July 13, 2004 - Black & White & Ed All-Over
They hang out on the side of busy streets and in front of busy stores all day and all night. Usually they are in groups. And they are always trying to sell something to passers-by. They are not pretty, often dirty and weathered, showing signs of neglect and abuse. At one time, they stood up straight and in a row.
Today, the only thing that keeps them together with the one next to them is the lock and chain wrapped around their rusty uneven legs.
Is this something to fear? Is it the harsh reality of the encroachment of big city problems into our cozy suburban life?
Not really. It’s just the ugly newspaper boxes that line Calle Real and all the other major streets of Goleta and Santa Barbara.
Yesterday, around lunchtime, the dedicated staff of edhat.com took a stroll down the busy streets of Goleta, counting the number of newspaper boxes on Calle Real from Fairview down to Kingston (UltraMar).
It is only a 1/2 mile stretch of road, but there are lots of stores, restaurants, and (as we found out) newspaper boxes.

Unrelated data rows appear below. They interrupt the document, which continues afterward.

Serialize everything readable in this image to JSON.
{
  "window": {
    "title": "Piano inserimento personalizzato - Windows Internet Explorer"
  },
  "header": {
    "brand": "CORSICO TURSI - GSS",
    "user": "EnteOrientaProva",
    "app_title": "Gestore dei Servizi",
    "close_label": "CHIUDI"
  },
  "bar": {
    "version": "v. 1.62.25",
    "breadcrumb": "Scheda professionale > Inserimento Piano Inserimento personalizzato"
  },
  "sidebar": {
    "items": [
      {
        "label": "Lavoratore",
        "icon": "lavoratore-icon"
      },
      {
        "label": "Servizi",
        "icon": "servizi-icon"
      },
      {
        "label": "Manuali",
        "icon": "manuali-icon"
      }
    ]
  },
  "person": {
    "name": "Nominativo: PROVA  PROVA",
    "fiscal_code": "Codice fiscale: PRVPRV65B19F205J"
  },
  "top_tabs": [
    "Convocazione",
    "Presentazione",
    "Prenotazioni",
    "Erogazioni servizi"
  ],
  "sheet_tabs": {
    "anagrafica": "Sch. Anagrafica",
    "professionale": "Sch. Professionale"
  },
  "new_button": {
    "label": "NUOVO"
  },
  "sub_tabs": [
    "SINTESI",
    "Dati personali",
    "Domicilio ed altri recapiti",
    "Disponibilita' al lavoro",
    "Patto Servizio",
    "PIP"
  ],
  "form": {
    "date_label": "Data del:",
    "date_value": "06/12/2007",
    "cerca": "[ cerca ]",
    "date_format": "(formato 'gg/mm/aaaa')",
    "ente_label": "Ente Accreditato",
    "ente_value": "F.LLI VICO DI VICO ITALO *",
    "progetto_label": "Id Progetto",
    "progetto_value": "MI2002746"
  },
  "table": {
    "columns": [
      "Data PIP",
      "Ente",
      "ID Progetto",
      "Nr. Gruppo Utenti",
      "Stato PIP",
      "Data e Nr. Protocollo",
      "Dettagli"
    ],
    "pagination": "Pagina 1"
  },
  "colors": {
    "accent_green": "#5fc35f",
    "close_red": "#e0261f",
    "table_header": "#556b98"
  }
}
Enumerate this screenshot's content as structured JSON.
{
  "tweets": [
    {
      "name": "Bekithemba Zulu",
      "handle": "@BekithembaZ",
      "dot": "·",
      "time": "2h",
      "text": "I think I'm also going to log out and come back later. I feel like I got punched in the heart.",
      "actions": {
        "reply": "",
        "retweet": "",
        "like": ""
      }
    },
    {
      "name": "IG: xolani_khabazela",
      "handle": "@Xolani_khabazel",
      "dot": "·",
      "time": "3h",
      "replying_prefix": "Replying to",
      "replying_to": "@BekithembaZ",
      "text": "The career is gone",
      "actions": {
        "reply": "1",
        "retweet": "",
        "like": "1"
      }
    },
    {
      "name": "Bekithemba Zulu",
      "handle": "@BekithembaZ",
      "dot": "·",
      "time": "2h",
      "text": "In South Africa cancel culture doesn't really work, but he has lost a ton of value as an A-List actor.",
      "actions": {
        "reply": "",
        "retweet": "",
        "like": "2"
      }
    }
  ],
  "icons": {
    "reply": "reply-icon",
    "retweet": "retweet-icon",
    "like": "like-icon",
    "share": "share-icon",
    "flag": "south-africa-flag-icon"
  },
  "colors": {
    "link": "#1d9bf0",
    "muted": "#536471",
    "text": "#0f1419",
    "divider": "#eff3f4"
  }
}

Louie said that the Good Earth is the place to go when you don’t care. Well, it is also the place to go if you want to get a newspaper. We found thirteen newspaper boxes there with twenty different newspapers in them (some boxes had multiple papers). The Good Earth is the only place on our stretch of Calle Real that sold Wall Street Journals, New York Times, and papers from Santa Ynez, Ojai, and Montecito.
Interestingly, the front of the Good Earth was the only place where we actually witnessed someone buying a newspaper.
The most common box we found was the Santa Barbara News Press (13), followed by the LA Times (10), and USA Today (8). The most abundant paper we found (yes we actually counted the number of each paper in each box) was Family Life (153 copies in seven locations). The most abundant paper that anyone has actually heard of was the Independent. The three Independent boxes we found were overflowing with untouched five day-old papers, eighty-five of them in all. Apparently the Poodle doesn’t play Peoria, or Goleta.
Seventeen of the papers we found were free publications. Six of them required a coin deposit - Newspress, LA Times, USA Today, NY Times, Wall Street Journal, and the San Francisco Chronicle.
In our survey, we found two outdoor racks of newspapers.
Ed made the call on this one – we were only counting boxes, he said. So, the racks were not included in our data sample.
The final tally showed twenty-three different publications being offered eighty-four times in fifty-nine boxes. And, FYI if you had wanted to get every single one of the 935 newspapers available on Calle Real at noon yesterday it would have cost you $66.50. Just think how many birdcages you could line!
The winner of our contest was RogerT who guessed 57 boxes and 15 publications. Stop the presses! RogerT wins a T, an edhat.com T-shirt that it.
Want to get instant fame and cool prizes? ... enter today’s contest
We want to hear from you ... tell us what you think of this tidbit